*ACTIVITY*. The required lines are those that contain "reply"; pull them out of the data and copy them.

─── INFORMATION ───

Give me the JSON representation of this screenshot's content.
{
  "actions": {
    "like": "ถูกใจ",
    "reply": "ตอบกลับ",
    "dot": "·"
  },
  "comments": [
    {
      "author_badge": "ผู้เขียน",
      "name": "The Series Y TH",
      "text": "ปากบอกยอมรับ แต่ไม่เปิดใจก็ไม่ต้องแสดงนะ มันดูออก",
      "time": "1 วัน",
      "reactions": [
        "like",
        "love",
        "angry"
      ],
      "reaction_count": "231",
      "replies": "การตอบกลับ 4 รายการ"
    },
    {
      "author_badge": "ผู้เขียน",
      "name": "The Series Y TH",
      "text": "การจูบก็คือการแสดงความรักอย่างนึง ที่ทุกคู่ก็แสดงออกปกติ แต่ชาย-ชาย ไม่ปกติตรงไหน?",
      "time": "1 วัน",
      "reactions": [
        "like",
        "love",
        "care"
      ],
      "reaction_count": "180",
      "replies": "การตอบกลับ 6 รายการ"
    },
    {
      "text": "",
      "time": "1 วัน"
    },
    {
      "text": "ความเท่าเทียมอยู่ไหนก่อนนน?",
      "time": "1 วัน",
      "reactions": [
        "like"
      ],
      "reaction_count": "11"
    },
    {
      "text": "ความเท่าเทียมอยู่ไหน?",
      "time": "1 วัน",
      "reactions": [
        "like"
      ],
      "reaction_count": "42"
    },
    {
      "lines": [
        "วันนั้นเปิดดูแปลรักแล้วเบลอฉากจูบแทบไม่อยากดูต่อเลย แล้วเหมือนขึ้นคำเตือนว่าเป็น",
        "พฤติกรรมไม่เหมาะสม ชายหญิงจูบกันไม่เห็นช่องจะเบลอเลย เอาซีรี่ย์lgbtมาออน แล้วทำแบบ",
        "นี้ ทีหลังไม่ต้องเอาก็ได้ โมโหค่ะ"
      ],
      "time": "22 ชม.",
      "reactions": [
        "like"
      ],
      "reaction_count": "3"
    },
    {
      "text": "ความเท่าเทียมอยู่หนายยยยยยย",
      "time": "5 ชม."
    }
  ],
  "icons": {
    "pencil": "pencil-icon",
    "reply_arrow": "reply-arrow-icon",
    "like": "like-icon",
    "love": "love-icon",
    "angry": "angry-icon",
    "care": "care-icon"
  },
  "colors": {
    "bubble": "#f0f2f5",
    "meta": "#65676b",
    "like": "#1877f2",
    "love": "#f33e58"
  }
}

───

*ANSWER FOR THIS EXERCISE*.
    "reply": "ตอบกลับ",
    "reply_arrow": "reply-arrow-icon",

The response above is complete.